Depending on the type of power supply, the input voltage, and the number of modules (line cards) in the chassis, the redundancy mode may prevent the line cards from being powered on after a system reboot (see the "Power Supply Configuration Modes" section on page 11-10). If you use this sequence, the commands that apply to the powered down line cards will not be enforced on the switch (and will not be part of its running configuration).

If using the write erase and reload command sequence before rolling back to a saved configuration, follow these steps:


Step 1 Manually change (if originally configured) the redundant mode configuration to combined mode.

Step 2 Wait until all modules are back online.

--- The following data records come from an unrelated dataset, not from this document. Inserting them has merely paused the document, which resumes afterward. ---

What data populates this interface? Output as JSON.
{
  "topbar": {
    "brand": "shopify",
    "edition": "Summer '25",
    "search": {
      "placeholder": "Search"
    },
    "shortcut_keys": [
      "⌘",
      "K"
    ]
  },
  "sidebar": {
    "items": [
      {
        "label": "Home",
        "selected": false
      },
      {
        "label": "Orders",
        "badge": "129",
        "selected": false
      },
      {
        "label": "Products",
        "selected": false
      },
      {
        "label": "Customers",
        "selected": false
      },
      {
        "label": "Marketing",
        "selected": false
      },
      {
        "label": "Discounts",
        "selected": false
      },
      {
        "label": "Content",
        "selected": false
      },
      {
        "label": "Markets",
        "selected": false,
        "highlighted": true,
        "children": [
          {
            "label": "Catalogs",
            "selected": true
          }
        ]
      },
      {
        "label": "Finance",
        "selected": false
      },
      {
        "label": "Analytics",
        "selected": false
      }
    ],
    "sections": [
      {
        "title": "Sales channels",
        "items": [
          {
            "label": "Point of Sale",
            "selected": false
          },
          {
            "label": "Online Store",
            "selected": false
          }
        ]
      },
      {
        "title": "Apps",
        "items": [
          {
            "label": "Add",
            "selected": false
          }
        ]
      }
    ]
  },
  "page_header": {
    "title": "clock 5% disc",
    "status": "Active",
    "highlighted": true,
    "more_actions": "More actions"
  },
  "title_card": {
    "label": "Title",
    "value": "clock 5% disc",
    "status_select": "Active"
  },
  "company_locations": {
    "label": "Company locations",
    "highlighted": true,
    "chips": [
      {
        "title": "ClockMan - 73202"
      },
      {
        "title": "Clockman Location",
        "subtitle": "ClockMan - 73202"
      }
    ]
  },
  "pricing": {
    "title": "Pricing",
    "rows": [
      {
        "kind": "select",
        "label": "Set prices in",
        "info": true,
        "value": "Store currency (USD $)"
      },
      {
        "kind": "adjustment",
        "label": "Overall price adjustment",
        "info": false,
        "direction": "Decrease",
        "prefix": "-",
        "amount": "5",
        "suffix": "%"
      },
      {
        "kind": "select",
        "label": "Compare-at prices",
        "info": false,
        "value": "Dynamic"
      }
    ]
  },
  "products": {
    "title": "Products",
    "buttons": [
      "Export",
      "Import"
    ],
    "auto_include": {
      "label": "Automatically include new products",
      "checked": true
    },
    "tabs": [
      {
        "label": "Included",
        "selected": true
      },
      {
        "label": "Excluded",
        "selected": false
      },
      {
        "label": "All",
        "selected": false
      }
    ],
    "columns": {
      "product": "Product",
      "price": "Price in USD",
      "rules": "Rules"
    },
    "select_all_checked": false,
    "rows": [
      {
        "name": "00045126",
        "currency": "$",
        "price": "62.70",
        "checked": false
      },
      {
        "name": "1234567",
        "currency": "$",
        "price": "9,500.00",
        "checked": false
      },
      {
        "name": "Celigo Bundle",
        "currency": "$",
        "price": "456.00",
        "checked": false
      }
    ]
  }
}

The module status displays ok in response to the show module command.

Step 3 Roll back to the saved configuration (see the "Rolling Back to a Previous Configuration" section on page 9-7).


Accessing File Systems on the Standby Supervisor Module

You can access all file systems on the standby supervisor module (remote) from a session on the active supervisor module. This is useful when copying files to the active supervisor modules requires similar files to exist on the standby supervisor module.

Use the dir scheme://sup-remote command to list files on the standby supervisor module.

switch# dir bootflash://sup-remote
   12198912     Aug 27 16:29:18 2003  m9500-sf1ek9-kickstart-mzg.1.3.0.39a.bin
    1864931     Apr 29 12:41:59 2003  dplug2
      12288     Apr 18 20:23:11 2003  lost+found/
   12097024     Nov 21 16:34:18 2003  m9500-sf1ek9-kickstart-mz.1.3.1.1.bin
   41574014     Nov 21 16:34:47 2003  m9500-sf1ek9-mz.1.3.1.1.bin
Usage for bootflash://sup-remote
   67747169 bytes used
  116812447 bytes free
  184559616 bytes total

Use the delete scheme://sup-remote to remove files from a file system on the standby supervisor module.

switch# delete bootflash://sup-remote/aOldConfig.txt

Deleting Configuration Files

Use the delete command to remove configuration files from the memory locations on the switch.

This example shows how to delete a file from the bootflash: file system:

switch# delete bootflash:dns_config.cfg

This example shows how to delete a file from an external CompactFlash (slot0:) file system:

switch# delete slot0:dns_config.cfg

This example shows how to delete the file named test from the flash card inserted in slot 0.

switch# delete slot0:test
Delete slot0:test? [y/n]: y

This example shows how to delete the entire my-dir directory and all its contents:

switch# delete bootflash:my-dir

This example shows how to delete a file in the bootflash: on the standby supervisor module:

switch# delete bootflash://sup-remote/aOldConfig